Regular ‘round table’ progress meetings should be scheduled through the various stages of the RTS continuum—this is in stark contrast to the historic approach of having a meeting near the end of the rehabilitation period to ‘decide’ RTS. The aims of these meetings are to allow the athlete and MDT to communicate effectively, to review the ‘return-to-performance contract’ and to review other goals.

In these meetings we find it helpful to:

  • Allow the athlete to speak first. This is to ensure the athlete’s feedback is not influenced by what the coach says, and to reinforce that the athlete is the focus of the meeting. The athlete feeds back on their positive and negative experiences of their rehabilitation to date. Positive aspects of the process should be continued, and negative ones are addressed.

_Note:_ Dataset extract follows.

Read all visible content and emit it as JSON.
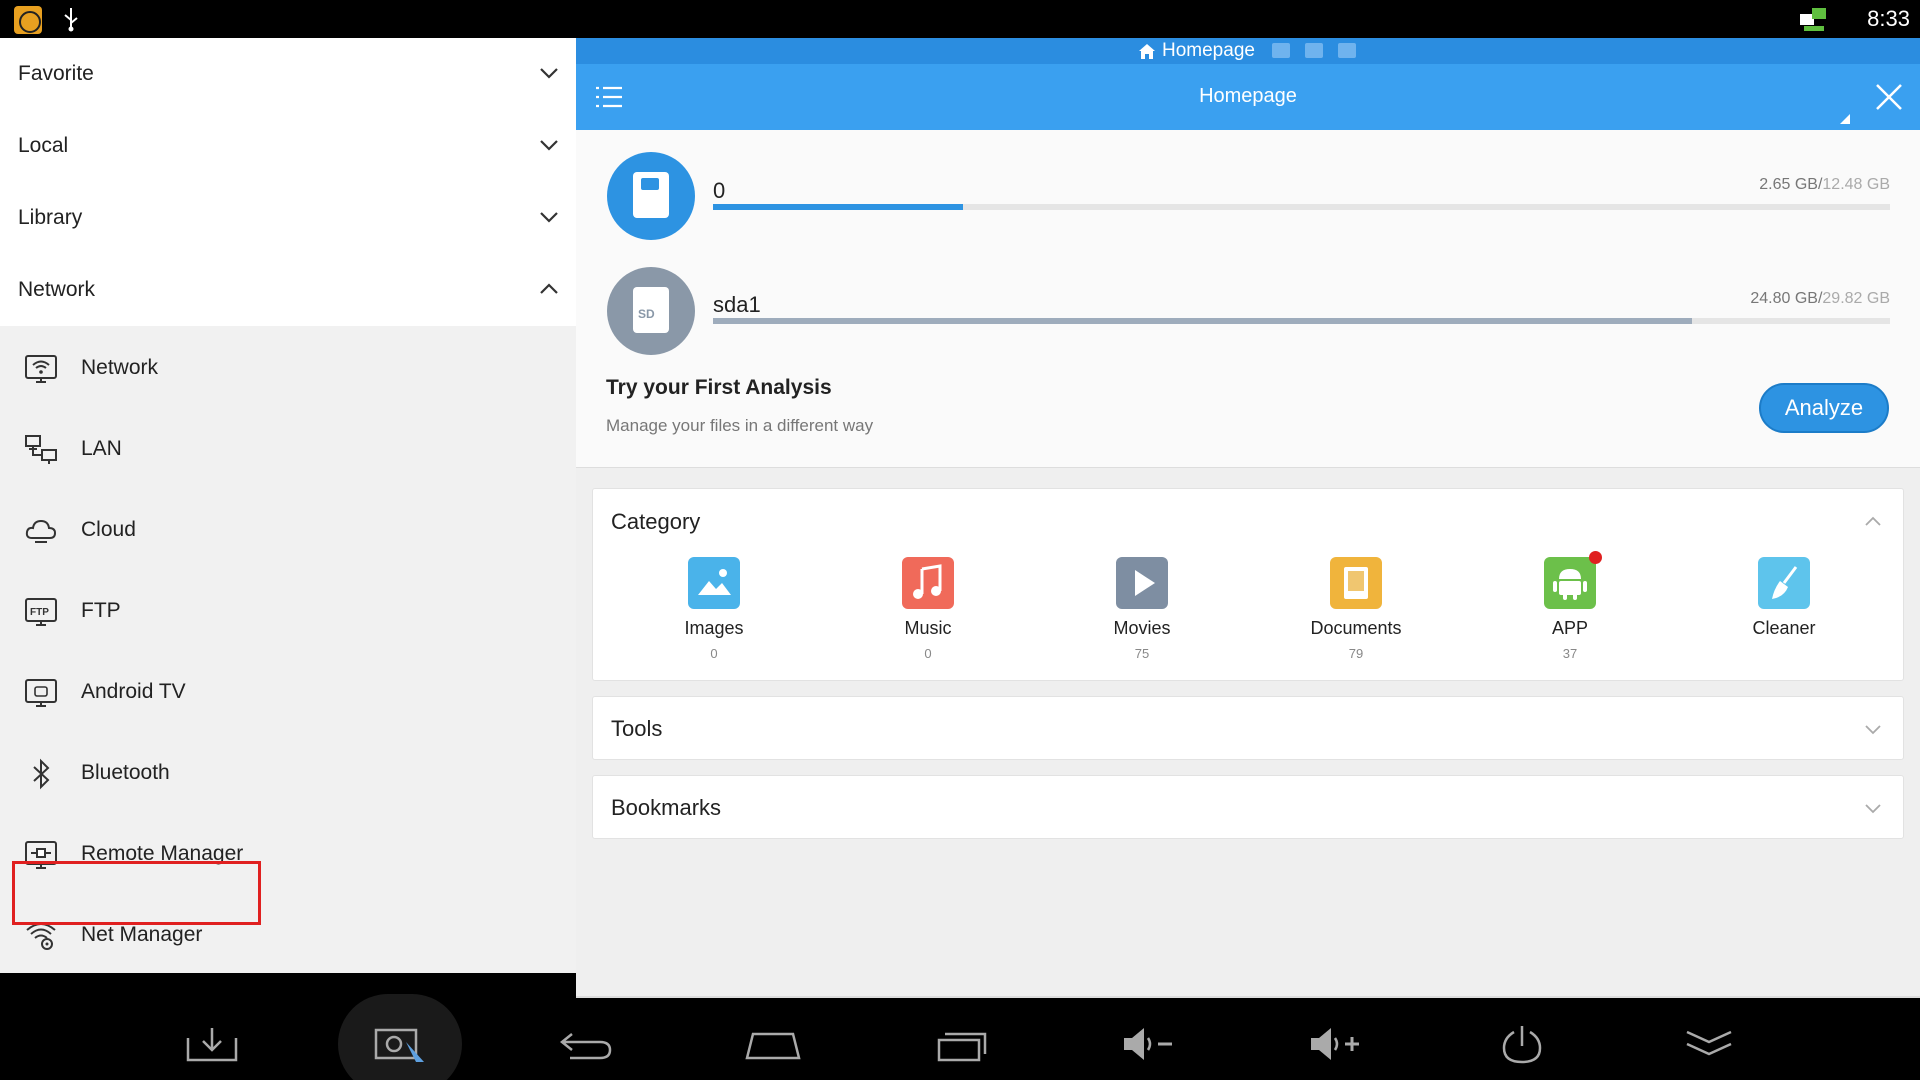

  • Use video feedback to highlight progression of key performance indicators (eg, a video of an athlete’s squat progress after ACL reconstruction). This helps to summarise progress that at times may feel slow.

  • Summarise agreed action points and updates to the ‘return-to-performance contract’. Which criteria does the athlete have to meet before they can RTS?


Communication between the athlete and MDT must be frequent and honest. The development of transparent relationships helps to manage expectations regarding RTS, not only for the athlete but also for the coaching staff. The aim of this is to avoid a premature RTS.

Transparency allows for stakeholders to openly discuss the potential for setbacks in the RTS continuum. We found that this helps to protect athlete motivation and compliance levels if progress does not go to plan.


Using an athlete-centred approach, modelled on a shared decision-making framework, may help improve RTS.

The elements we recommend commits time and resources to personal development and fulfilling the psycho-social needs of the athlete through the four key habits: empowerment, engagement, feedback and transparency. In our experience, the result is a more rounded, balanced and better performing athlete (box 1).

Box 1

Practical tips for implementing the four key habits of athlete-centred RTS

Empower the athlete: educate the athlete about their injury and explain what they can do to facilitate recovery at each step of the RTS continuum (eg, appropriate nutrition strategies to optimise tissue repair). Consult them on their injury, let them make the final decision on management options—they are the ‘CEO’!

Engagement: allow athletes to contribute to the planning of their rehabilitation programmes. Encourage ‘rehabilitation holidays’!

Feedback: use video feedback within progress meetings to reinforce the progress they are making.

Transparency: hold a frequent round-table progress meetings involving the athlete, coach(es) and clinicians (ie, the MDT).

  • CEO, Chief Executive Officer; MDT, multidisciplinary team; RTS, return to sport.



  • Funding The authors have not declared a specific grant for this research from any funding agency in the public, commercial or not-for-profit sectors.

  • Competing interests None declared.

  • Patient consent Not required.

  • Provenance and peer review Not commissioned; externally peer reviewed.